Beyond option 2
Option 2 is not ideal for my productivity and mental health. It causes stress that is not necessary to a project. When I am working on a project, I want to focus on the project and not on checking how many hours I clocked. This is not to say that I came to this conclusion out of nowhere.
I’ve tried both options 3 and 4, and I do not like that type of business exchange. It does not create a dedicated relationship between the two parties.
Success of a project
A project requires team mates. From my experience, the best output comes from a team where everyone has equal input. How can I, as a contractor, form this business relationship with our client? I know that money exchange is a challenging subject for everyone. During the initial transaction, solidify that and get it out of the way.
I know that a client has money set aside for a project. I know that they need an outside professional to help them build their vision. I know that the world has many professionals.
Client is thinking of hiring me because I am a professional and because they selected me among many. There will be a discussion about rates. This is where marketing skills come into play. Both businesses want an equal exchange.
I know that when presenting them my their pricing options I cannot mention stress or anxiety. Those factors are part of business and everyone experiences them. However, I can mention my productivity and project commitment. I can mention that I work better when I don’t have to think about the cashflow.
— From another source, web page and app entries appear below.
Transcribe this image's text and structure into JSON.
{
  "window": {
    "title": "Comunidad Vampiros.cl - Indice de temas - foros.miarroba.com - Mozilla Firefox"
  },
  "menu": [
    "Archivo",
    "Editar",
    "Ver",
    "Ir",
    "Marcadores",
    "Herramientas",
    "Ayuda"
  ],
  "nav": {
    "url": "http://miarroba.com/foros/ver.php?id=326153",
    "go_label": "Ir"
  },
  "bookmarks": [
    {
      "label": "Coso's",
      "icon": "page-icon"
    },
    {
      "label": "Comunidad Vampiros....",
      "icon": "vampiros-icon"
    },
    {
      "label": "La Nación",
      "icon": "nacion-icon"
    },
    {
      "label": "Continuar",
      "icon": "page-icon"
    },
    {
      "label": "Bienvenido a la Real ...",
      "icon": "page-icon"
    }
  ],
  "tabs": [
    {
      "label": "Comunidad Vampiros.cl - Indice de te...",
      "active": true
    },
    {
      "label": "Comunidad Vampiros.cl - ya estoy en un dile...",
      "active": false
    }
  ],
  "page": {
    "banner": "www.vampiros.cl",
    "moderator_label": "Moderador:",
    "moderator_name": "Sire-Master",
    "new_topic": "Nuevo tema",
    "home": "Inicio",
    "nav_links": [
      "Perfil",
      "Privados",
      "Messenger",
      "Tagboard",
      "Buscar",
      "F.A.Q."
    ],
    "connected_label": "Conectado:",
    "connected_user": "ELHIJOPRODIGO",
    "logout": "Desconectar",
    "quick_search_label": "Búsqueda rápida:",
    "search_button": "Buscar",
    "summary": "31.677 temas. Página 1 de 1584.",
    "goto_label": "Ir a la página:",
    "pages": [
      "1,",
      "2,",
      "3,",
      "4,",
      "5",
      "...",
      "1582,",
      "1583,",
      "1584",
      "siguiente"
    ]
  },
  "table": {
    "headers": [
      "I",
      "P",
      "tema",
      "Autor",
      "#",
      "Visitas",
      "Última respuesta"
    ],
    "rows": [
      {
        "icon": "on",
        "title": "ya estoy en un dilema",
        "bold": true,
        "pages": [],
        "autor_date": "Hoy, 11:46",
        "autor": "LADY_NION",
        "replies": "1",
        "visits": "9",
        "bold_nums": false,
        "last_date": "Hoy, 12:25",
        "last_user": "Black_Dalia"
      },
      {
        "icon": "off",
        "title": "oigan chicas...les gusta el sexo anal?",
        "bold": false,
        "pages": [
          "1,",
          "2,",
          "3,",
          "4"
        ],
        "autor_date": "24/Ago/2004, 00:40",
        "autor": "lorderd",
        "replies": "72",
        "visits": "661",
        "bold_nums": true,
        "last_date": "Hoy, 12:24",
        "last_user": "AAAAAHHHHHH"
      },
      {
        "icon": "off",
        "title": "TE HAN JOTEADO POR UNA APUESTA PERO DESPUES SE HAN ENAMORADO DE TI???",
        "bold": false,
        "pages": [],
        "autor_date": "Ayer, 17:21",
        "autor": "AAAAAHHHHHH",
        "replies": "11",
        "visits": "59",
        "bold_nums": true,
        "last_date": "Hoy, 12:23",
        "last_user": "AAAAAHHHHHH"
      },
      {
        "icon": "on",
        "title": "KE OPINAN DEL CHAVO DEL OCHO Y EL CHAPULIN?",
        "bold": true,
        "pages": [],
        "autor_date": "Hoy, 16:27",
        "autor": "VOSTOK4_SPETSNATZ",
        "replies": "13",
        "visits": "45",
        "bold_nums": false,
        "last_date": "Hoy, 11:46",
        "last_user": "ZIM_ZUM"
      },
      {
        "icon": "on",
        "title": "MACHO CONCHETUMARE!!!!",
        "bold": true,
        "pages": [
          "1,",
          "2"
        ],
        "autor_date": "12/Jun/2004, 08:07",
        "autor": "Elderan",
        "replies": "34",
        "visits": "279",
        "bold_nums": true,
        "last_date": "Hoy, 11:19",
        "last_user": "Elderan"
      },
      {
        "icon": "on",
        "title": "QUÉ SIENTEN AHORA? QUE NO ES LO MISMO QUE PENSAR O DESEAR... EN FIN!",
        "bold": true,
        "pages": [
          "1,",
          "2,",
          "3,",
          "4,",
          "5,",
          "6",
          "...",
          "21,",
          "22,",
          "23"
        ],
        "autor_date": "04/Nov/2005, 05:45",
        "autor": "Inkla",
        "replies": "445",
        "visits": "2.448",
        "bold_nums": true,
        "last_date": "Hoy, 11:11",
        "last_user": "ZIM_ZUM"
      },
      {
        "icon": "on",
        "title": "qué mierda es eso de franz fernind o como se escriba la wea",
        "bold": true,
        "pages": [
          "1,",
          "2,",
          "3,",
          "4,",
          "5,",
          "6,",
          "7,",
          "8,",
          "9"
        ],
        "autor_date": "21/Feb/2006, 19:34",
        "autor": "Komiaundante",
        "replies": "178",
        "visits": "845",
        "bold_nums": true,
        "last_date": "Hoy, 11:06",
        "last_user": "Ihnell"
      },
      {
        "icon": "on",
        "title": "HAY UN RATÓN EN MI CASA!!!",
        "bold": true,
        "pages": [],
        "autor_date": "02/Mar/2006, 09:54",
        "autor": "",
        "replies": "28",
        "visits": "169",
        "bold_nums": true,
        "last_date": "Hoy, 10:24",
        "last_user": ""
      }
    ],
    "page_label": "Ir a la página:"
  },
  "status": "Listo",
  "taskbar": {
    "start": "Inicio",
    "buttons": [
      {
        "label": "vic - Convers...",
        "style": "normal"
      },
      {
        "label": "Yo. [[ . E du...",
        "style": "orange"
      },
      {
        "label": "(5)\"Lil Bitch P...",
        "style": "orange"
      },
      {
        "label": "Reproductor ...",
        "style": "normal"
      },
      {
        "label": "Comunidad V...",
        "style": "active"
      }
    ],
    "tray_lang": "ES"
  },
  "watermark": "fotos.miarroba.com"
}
The money exchange, to me, is a commitment from both sides to be business team mates and to see this project into fruition. From my side, when I receive the money, I agree to set time aside and dedicate it to this project. I agree to be engaged in the success of the project. When the client sends the money, I gain trust in the client’s trust in me as a professional.
What if they don’t like it?
First, you need to be in a position where you can present options 1 and 2. How to test this out? If you are asking this question, you are not there yet. If you are new, you can join something like Upwork and try your pitches on projects with your current portfolio and experience.
Second, I said that the client has money set aside for the project. Well, if they do not or if their cashflow is variable then this response will be an indicator of that to me. At which point I will decide if I want to take this client on or not.
There is more work than there are workers.